[Items from a dataset]
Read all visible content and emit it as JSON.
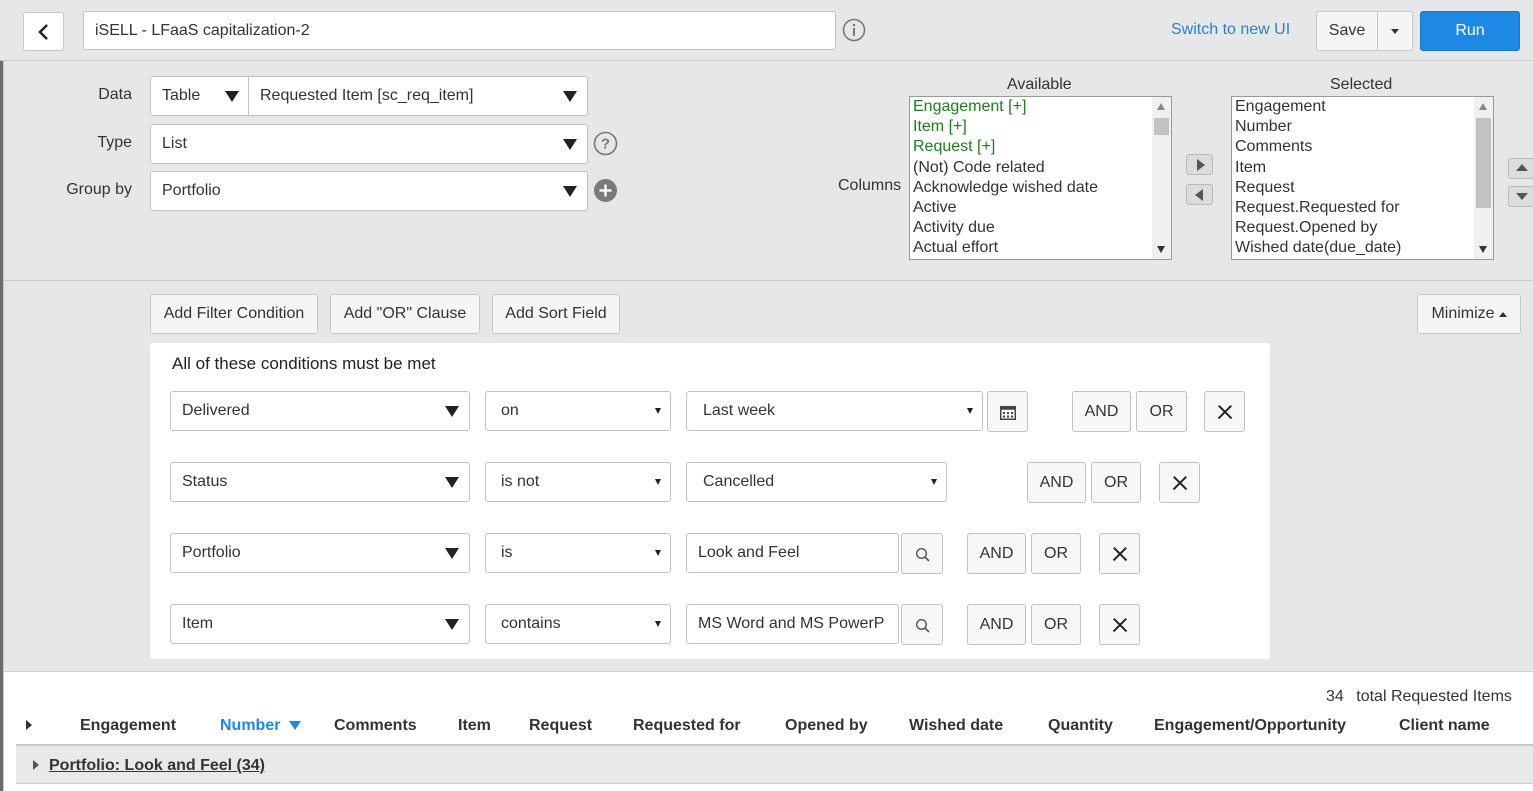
{
  "header": {
    "back_label": "<",
    "title_value": "iSELL - LFaaS capitalization-2",
    "switch_ui": "Switch to new UI",
    "save_label": "Save",
    "run_label": "Run"
  },
  "config": {
    "data_label": "Data",
    "data_source_type": "Table",
    "data_table": "Requested Item [sc_req_item]",
    "type_label": "Type",
    "type_value": "List",
    "groupby_label": "Group by",
    "groupby_value": "Portfolio",
    "columns_label": "Columns",
    "available_label": "Available",
    "selected_label": "Selected",
    "available_items": [
      {
        "text": "Engagement [+]",
        "expandable": true
      },
      {
        "text": "Item [+]",
        "expandable": true
      },
      {
        "text": "Request [+]",
        "expandable": true
      },
      {
        "text": "(Not) Code related",
        "expandable": false
      },
      {
        "text": "Acknowledge wished date",
        "expandable": false
      },
      {
        "text": "Active",
        "expandable": false
      },
      {
        "text": "Activity due",
        "expandable": false
      },
      {
        "text": "Actual effort",
        "expandable": false
      }
    ],
    "selected_items": [
      "Engagement",
      "Number",
      "Comments",
      "Item",
      "Request",
      "Request.Requested for",
      "Request.Opened by",
      "Wished date(due_date)"
    ]
  },
  "filter": {
    "add_filter": "Add Filter Condition",
    "add_or": "Add \"OR\" Clause",
    "add_sort": "Add Sort Field",
    "minimize": "Minimize",
    "heading": "All of these conditions must be met",
    "and_label": "AND",
    "or_label": "OR",
    "conditions": [
      {
        "field": "Delivered",
        "operator": "on",
        "value": "Last week"
      },
      {
        "field": "Status",
        "operator": "is not",
        "value": "Cancelled"
      },
      {
        "field": "Portfolio",
        "operator": "is",
        "value": "Look and Feel"
      },
      {
        "field": "Item",
        "operator": "contains",
        "value": "MS Word and MS PowerP"
      }
    ]
  },
  "results": {
    "count": "34",
    "count_label": "total Requested Items",
    "columns": [
      "Engagement",
      "Number",
      "Comments",
      "Item",
      "Request",
      "Requested for",
      "Opened by",
      "Wished date",
      "Quantity",
      "Engagement/Opportunity",
      "Client name"
    ],
    "sorted_column": "Number",
    "group_label": "Portfolio: Look and Feel (34)"
  },
  "colors": {
    "accent": "#1e88e5",
    "link": "#2d7fd3",
    "available_expandable": "#1a7f1a"
  }
}
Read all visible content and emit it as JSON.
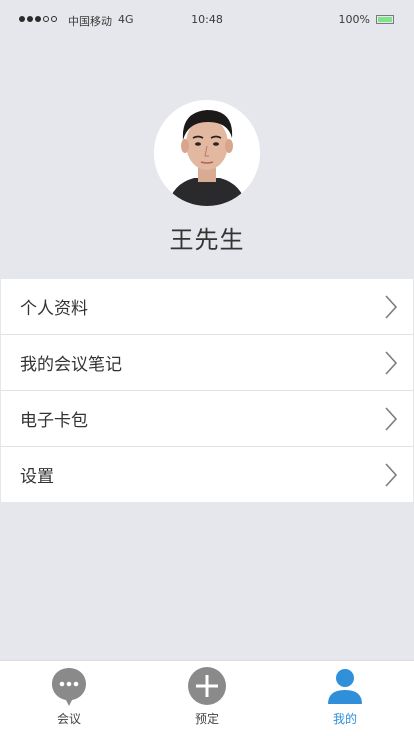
{
  "status_bar": {
    "carrier": "中国移动",
    "network": "4G",
    "time": "10:48",
    "battery": "100%"
  },
  "profile": {
    "name": "王先生"
  },
  "menu": {
    "items": [
      {
        "label": "个人资料"
      },
      {
        "label": "我的会议笔记"
      },
      {
        "label": "电子卡包"
      },
      {
        "label": "设置"
      }
    ]
  },
  "tabs": [
    {
      "label": "会议",
      "icon": "chat-bubble-icon",
      "active": false
    },
    {
      "label": "预定",
      "icon": "plus-circle-icon",
      "active": false
    },
    {
      "label": "我的",
      "icon": "user-icon",
      "active": true
    }
  ],
  "colors": {
    "background": "#e6e7ec",
    "active_tab": "#2f8fd8",
    "inactive_icon": "#8a8a8a",
    "battery": "#7de48a"
  }
}
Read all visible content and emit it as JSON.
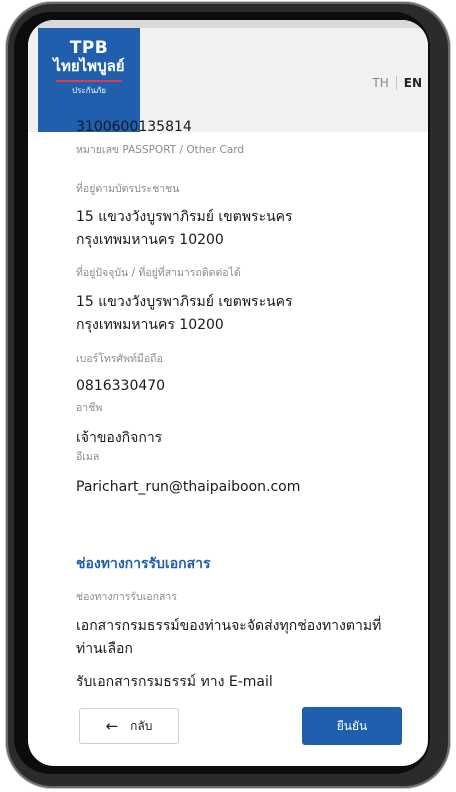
{
  "header": {
    "logo": {
      "brand": "TPB",
      "thai_name": "ไทยไพบูลย์",
      "sub": "ประกันภัย"
    },
    "lang": {
      "th": "TH",
      "en": "EN",
      "active": "EN"
    }
  },
  "fields": {
    "id_number": {
      "value": "3100600135814",
      "label": "หมายเลข PASSPORT / Other Card"
    },
    "id_address": {
      "label": "ที่อยู่ตามบัตรประชาชน",
      "line1": "15 แขวงวังบูรพาภิรมย์ เขตพระนคร",
      "line2": "กรุงเทพมหานคร 10200"
    },
    "current_address": {
      "label": "ที่อยู่ปัจจุบัน / ที่อยู่ที่สามารถติดต่อได้",
      "line1": "15 แขวงวังบูรพาภิรมย์ เขตพระนคร",
      "line2": "กรุงเทพมหานคร 10200"
    },
    "mobile": {
      "label": "เบอร์โทรศัพท์มือถือ",
      "value": "0816330470"
    },
    "occupation": {
      "label": "อาชีพ",
      "value": "เจ้าของกิจการ"
    },
    "email": {
      "label": "อีเมล",
      "value": "Parichart_run@thaipaiboon.com"
    }
  },
  "document_channel": {
    "section_title": "ช่องทางการรับเอกสาร",
    "label": "ช่องทางการรับเอกสาร",
    "line1": "เอกสารกรมธรรม์ของท่านจะจัดส่งทุกช่องทางตามที่",
    "line2": "ท่านเลือก",
    "option": "รับเอกสารกรมธรรม์ ทาง E-mail"
  },
  "buttons": {
    "back": "กลับ",
    "confirm": "ยืนยัน"
  },
  "icons": {
    "back": "arrow-left-icon"
  },
  "colors": {
    "brand_blue": "#1f5fae",
    "logo_red": "#e23a4a",
    "header_bg": "#f1f1f1"
  }
}
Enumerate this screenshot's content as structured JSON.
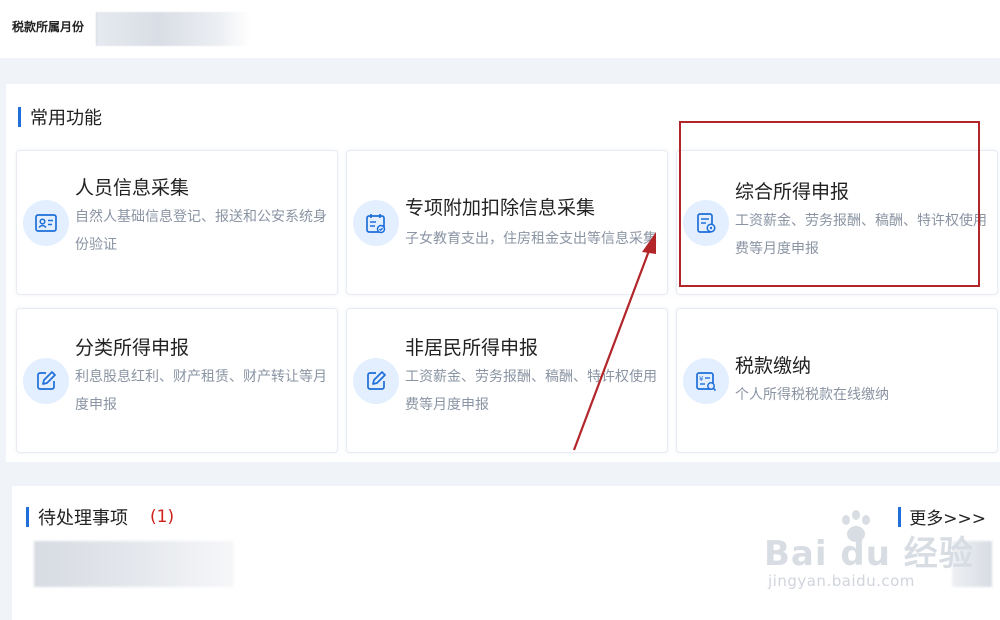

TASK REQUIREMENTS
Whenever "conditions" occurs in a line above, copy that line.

ANSWER SPACE
    "heading": "All of these conditions must be met",
    "conditions": [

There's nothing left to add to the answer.